Limoges boxes are delightful hand painted porcelain trinket boxes made from the clay Kaolin in the French city of Limoges. Elegant, delicate, and distinct, one may choose a Limoges box suited to every for every occasion and give as a special gift to represent the theme you are expressing. These hand decorated boxes have a personal, unique quality following a tradition of quality and symbolize the highest distinction and fashion among Royalty for decades. Today Limoges boxes are collected all over the world and are more than just a collectible; they carry an important positive message. Limoges porcelain is famed not only for its beauty, but for its durability, as this hard paste porcelain’s process of manufacture originally came from China and had been a closely guarded secret. The key ingredient in Limoges porcelain is Kaolin; as kaolin is a type of clay. A deposit of very pure kaolin was found near Saint Yrieix-la-Perche France in 1766 and ever since this region has been a golden manufacturer of porcelain Limoges.
The hard-paste porcelain that this type of extra-fine clay was made with was first produced in France in the 1760’s, at the royal factory in Sèvres. Limoges, however, has produced enamels since the 12th century. Because of the established enamel works in France, it was easy to build a porcelain industry this this region, as the oak and chestnut woodlands and forests of the area guaranteed a ready supply of fuel. Porcelain is a laborious and time consuming process involving multiple firings and glazing. The final firing is at a temperature of 1400C and is unique to Limoges. This final firing is what gives French Limoges a very fine pure and strong white finish. The painting of Limoges boxes is a cottage industry and often accomplished by young French woman due to their small hands. These artisans are experts at the fine brush strokes required for such detailed work. After the intricate painting on a Limoges Box there are more firings and then metal mountings are meticulously fitted to the finished box. The entire work process is made by hand, thus small variations are normal, which make every piece unique. Each model of a Limoges Box run are made in limited numbers, & signed by the artists or Atelier. This is what makes them so rare, collectible, and desired.
Original Snuff Boxes

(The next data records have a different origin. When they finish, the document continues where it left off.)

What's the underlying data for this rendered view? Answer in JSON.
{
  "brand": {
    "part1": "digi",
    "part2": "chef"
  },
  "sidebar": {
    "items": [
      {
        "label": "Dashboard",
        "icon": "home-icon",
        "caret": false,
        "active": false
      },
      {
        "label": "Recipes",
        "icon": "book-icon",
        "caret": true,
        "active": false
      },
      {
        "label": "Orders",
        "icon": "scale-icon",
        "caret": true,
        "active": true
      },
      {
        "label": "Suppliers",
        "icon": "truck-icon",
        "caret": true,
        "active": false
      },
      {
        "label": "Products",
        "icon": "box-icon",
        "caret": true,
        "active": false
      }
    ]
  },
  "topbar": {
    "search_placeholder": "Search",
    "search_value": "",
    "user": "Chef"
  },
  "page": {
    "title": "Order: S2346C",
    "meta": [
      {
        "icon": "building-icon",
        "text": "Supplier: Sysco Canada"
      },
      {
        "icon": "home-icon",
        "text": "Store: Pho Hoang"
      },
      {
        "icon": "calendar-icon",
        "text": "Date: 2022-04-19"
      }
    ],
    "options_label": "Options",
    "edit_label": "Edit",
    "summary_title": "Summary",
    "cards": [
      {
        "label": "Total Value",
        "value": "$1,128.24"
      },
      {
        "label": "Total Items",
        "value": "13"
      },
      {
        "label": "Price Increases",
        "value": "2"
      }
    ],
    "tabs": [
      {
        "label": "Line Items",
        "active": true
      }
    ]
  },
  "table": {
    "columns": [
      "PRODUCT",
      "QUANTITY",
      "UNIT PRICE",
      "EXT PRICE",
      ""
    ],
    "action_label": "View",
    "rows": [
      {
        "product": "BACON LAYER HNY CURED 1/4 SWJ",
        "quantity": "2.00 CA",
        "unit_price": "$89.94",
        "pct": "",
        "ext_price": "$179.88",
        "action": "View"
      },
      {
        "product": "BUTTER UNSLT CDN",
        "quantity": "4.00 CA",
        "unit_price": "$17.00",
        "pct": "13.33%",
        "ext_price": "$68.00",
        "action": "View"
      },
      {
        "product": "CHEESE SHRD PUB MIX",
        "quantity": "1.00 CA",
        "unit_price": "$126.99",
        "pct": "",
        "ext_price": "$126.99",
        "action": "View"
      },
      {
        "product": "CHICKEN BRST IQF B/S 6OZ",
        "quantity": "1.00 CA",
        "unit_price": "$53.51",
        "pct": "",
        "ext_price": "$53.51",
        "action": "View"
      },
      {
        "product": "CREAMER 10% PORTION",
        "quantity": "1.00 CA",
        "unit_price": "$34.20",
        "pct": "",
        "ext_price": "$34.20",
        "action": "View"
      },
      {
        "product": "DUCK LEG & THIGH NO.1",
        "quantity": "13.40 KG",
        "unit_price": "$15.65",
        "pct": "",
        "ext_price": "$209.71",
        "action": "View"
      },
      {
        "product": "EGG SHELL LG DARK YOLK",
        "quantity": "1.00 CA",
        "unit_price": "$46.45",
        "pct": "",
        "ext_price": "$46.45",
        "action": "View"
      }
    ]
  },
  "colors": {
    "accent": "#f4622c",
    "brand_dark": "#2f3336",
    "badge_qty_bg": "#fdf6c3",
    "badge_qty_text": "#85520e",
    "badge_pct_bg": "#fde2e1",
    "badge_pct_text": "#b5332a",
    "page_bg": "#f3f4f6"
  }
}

Limoges boxes were originally used as snuff boxes, or containers for sweets and scents. These fine pieces also served as cane heads and small carrying cases. They even originally made Limoges porcelain into the production of false teeth. Using Limoges boxes as snuff box became an immediate success, as in that time tobacco was snuffed (sniffed) not smoked. The snuff was wrapped in small linen bags and placed in leather pouches or silver, gold, wooden and ivory boxes. All of these supplies were expensive to decorate, but porcelain was so much easier to decorate and soon thousands of different shapes of Tabatieres were being fashioned. The Limoges boxes of this time were assembled with metal settings made of brass, gold or silver. During the French revolution soldiers began to smoke tobacco rather than to sniff it, and slowly the demand for Limoges boxes declined.
Limoges Boxes Today
In time these Limoges Boxes were often lost or destroyed, and so became rare and sought after. It was due to the high demand from antique collectors that interest in the manufacture of the boxes was reawakened. Some producers referred to historians in order to locate original molds. Some molds were reconstructed from documentary evidence. The original boxes that did survive carry a very high assessment, a can often be worth up to a million French Francs at auction.
Limoges Boxes Value
Valuing a Limoges Box encompasses looking meticulously at the quality of the decorative work. The quality of the decoration varies since these pieces were usually hand painted. The higher the quality of the work is, the higher the value of the piece. Typically, these pieces received two glazes. The decorative painting style may be placed beneath the glaze, in between two glazes, or above the finish. In many instances, the hand painting occurs both underneath and above glaze coatings. Likewise significant is formatting the assessment of a Limoges piece is by looking for the innumerable factory markings on your specific piece of porcelain. Each factory had a distinctive marking.
Inopportunely, a large amount of companies were only in business for a short time and their accounts in what they created have not endured. Consequently, no markings have been registered for them and their works cannot be accurately recognized for their original date. There are books on Limoges boxes that will sometimes include a list of the factory markings along with other relevant information. Most Limoges Box collectible hinged figurines are marked with the word “Limoges”, signifying their origin of creation. Many companies produced porcelain Limoges over time; hence, many pieces are marked with the factory mark. Many factories primarily produced plain white molds that are sent outside of the factory to studios in France nominated for decorating the porcelain.
What differentiates a ‘French Limoges Box’ from others?
•·The boxes are all miniature, some are as small as 1 inch by 1/2 inch however most are between 2 and three inches in dimension.
•·The base of the French Limoges box will have the artist or ateliers signature or initials and many a number signifying that they are of a limited edition line. When they are limited edition lines and numbered, the number 1 is the last piece made. Most molds can produce about 300-400 boxes before they are discarded. If the edition is limited run goes beyond that, that means more than 1 mold was probably used. This is what makes the Limoges Box so spectacular.